So it is official. The Mets have announced that they will have the Las Vegas 51’s of the Pacific Coast League as their Triple A affiliate for the next two seasons. Let’s take a moment to let all the brosephs shouting “VEGAS BABY” and inanely discuss gambling…………..Thank you. The announcement has come with little surprise, mostly negative reactions, and a burning question – will the Mets essentially be saddled with a useless minor league affiliate for the next two seasons?
There were three reasons why the Toronto Blue Jays were eager to get out of Vegas (and latch on with Buffalo): first is that for a team that plays in the Eastern Division of any league (be it American or National), having your affiliate that ostensibly has your players closest to the majors in terms of talent residing 2,500 miles away is a logistical nightmare. Second is that Cashman Field in Vegas in ranked amongst the worst facility-wise in the PCL. Third is that the high desert air makes Las Vegas a notorious hitter friendly environment – along the lines of Coors Field hitter friendly. Which begs the question: why would the Mets send any of their top prospects there?
Take Zack Wheeler. The Mets top prospect had a brief promotion to AAA Buffalo last month, but the consensus is that he might need some more seasoning in the minors before he is ready for the call up to the Majors. If that is the case, and he does not make the club out of Spring Training, where do the Mets send him? Going back to AA Binghamton will not exactly challenge him; but pitching in a park where he is likely to get slapped around could have negative impact on his psyche or leave the door open to developing bad habits – all while not preparing for the realities of life in Queens.
Take Wilmer Flores. One of the most pleasant surprises this year (and there were many) was Wilmer Flores re-establishing his prospect status. After posting a .799 OPS at High A St Lucie, in the pitcher friendly Florida State League (would Florida League have been too confusing?

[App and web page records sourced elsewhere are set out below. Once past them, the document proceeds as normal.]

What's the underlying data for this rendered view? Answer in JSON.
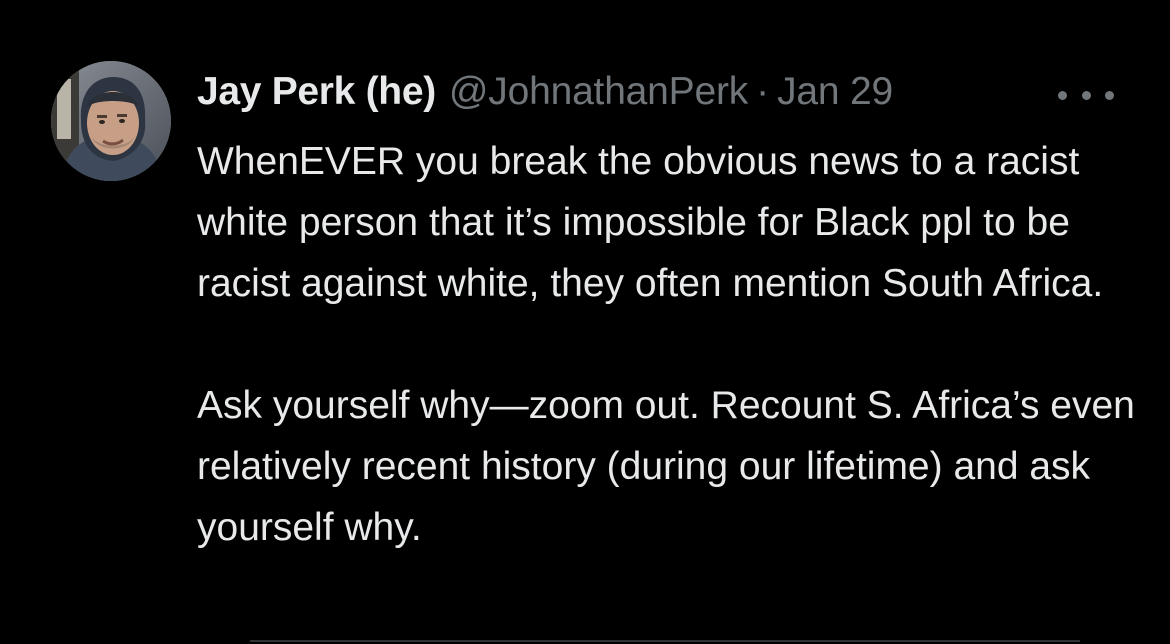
{
  "tweet": {
    "author": {
      "display_name": "Jay Perk (he)",
      "handle": "@JohnathanPerk",
      "avatar_icon": "user-avatar-photo"
    },
    "separator": "·",
    "date": "Jan 29",
    "more_icon": "more-horizontal-icon",
    "paragraphs": [
      "WhenEVER you break the obvious news to a racist white person that it’s impossible for Black ppl to be racist against white, they often mention South Africa.",
      "Ask yourself why—zoom out. Recount S. Africa’s even relatively recent history (during our lifetime) and ask yourself why."
    ]
  },
  "colors": {
    "background": "#000000",
    "primary_text": "#e7e9ea",
    "secondary_text": "#71767b"
  }
}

Why make it sound like a penal league?), Wilmer tacked on an .855 OPS once he finally broke through to the high minors at Binghamton. This shows a significant improvement over years past, and a good indicator that he has made necessary adjustments to his game and may be ready for the majors (at least bat wise) sooner rather than later. What happens if he goes to Las Vegas? His numbers are likely to sky rocket, but at what cost? His pitch recognition is not going to improve when pitchers just throw fastballs because breaking balls don’t break at that altitude. His ability to handle curveballs and sliders will not improve since the quality of those pitches will not be worth spit.

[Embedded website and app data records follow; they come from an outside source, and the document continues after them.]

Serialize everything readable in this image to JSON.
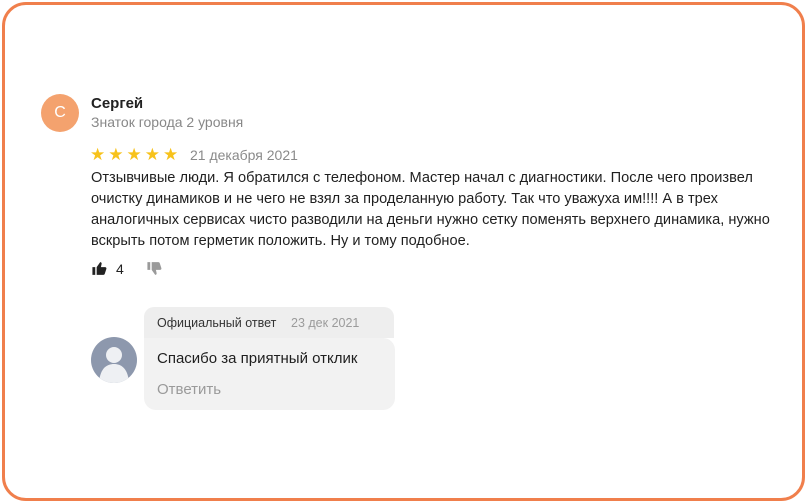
{
  "review": {
    "avatar_letter": "С",
    "author": "Сергей",
    "level": "Знаток города 2 уровня",
    "rating": 5,
    "date": "21 декабря 2021",
    "text": "Отзывчивые люди. Я обратился с телефоном. Мастер начал с диагностики. После чего произвел очистку динамиков и не чего не взял за проделанную работу. Так что уважуха им!!!! А в трех аналогичных сервисах чисто разводили на деньги нужно сетку поменять верхнего динамика, нужно вскрыть потом герметик положить. Ну и тому подобное.",
    "likes": "4",
    "icons": {
      "like": "thumbs-up-icon",
      "dislike": "thumbs-down-icon",
      "star": "star-icon"
    }
  },
  "reply": {
    "label": "Официальный ответ",
    "date": "23 дек 2021",
    "text": "Спасибо за приятный отклик",
    "action": "Ответить"
  },
  "colors": {
    "accent": "#f07f4c",
    "star": "#f7c21b",
    "avatar": "#f4a26e"
  }
}
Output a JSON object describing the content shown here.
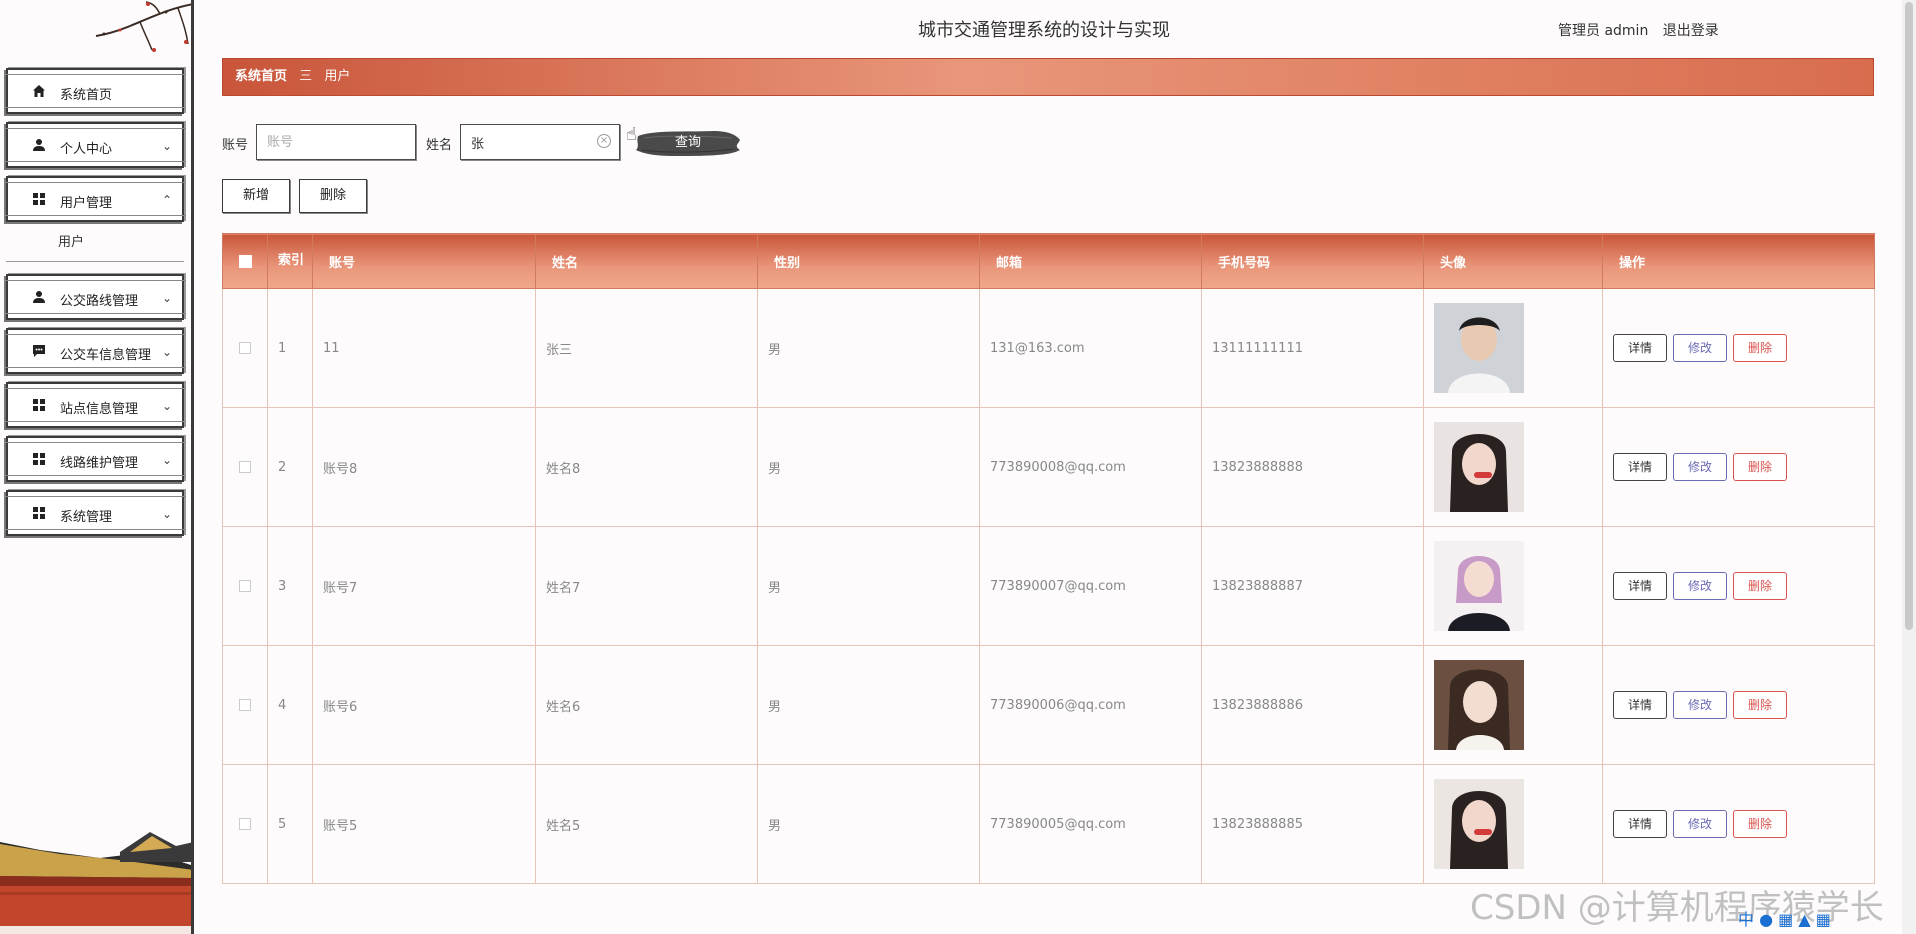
{
  "header": {
    "title": "城市交通管理系统的设计与实现",
    "role": "管理员 admin",
    "logout": "退出登录"
  },
  "sidebar": {
    "items": [
      {
        "label": "系统首页",
        "icon": "home-icon"
      },
      {
        "label": "个人中心",
        "icon": "person-icon"
      },
      {
        "label": "用户管理",
        "icon": "grid-icon"
      },
      {
        "label": "公交路线管理",
        "icon": "person-icon"
      },
      {
        "label": "公交车信息管理",
        "icon": "chat-icon"
      },
      {
        "label": "站点信息管理",
        "icon": "grid-icon"
      },
      {
        "label": "线路维护管理",
        "icon": "grid-icon"
      },
      {
        "label": "系统管理",
        "icon": "grid-icon"
      }
    ],
    "submenu": {
      "label": "用户"
    }
  },
  "breadcrumb": {
    "home": "系统首页",
    "separator": "三",
    "current": "用户"
  },
  "search": {
    "account_label": "账号",
    "account_placeholder": "账号",
    "account_value": "",
    "name_label": "姓名",
    "name_value": "张",
    "query_button": "查询"
  },
  "actions": {
    "add": "新增",
    "delete": "删除"
  },
  "table": {
    "columns": [
      "索引",
      "账号",
      "姓名",
      "性别",
      "邮箱",
      "手机号码",
      "头像",
      "操作"
    ],
    "rows": [
      {
        "index": "1",
        "account": "11",
        "name": "张三",
        "gender": "男",
        "email": "131@163.com",
        "phone": "13111111111"
      },
      {
        "index": "2",
        "account": "账号8",
        "name": "姓名8",
        "gender": "男",
        "email": "773890008@qq.com",
        "phone": "13823888888"
      },
      {
        "index": "3",
        "account": "账号7",
        "name": "姓名7",
        "gender": "男",
        "email": "773890007@qq.com",
        "phone": "13823888887"
      },
      {
        "index": "4",
        "account": "账号6",
        "name": "姓名6",
        "gender": "男",
        "email": "773890006@qq.com",
        "phone": "13823888886"
      },
      {
        "index": "5",
        "account": "账号5",
        "name": "姓名5",
        "gender": "男",
        "email": "773890005@qq.com",
        "phone": "13823888885"
      }
    ],
    "row_actions": {
      "detail": "详情",
      "edit": "修改",
      "delete": "删除"
    }
  },
  "watermark": "CSDN @计算机程序猿学长",
  "ime": "中"
}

You can bet the house that the Mets will jump ship out of Vegas once the affiliation agreement ends after the 2014 season. And for a team that is looking to build through it’s farm system, do you want to send your most valued prospects to a team that may encourage bad habits? It will be hard to tell what constitutes a player’s development (or lack thereof) and what is simply a high desert mirage.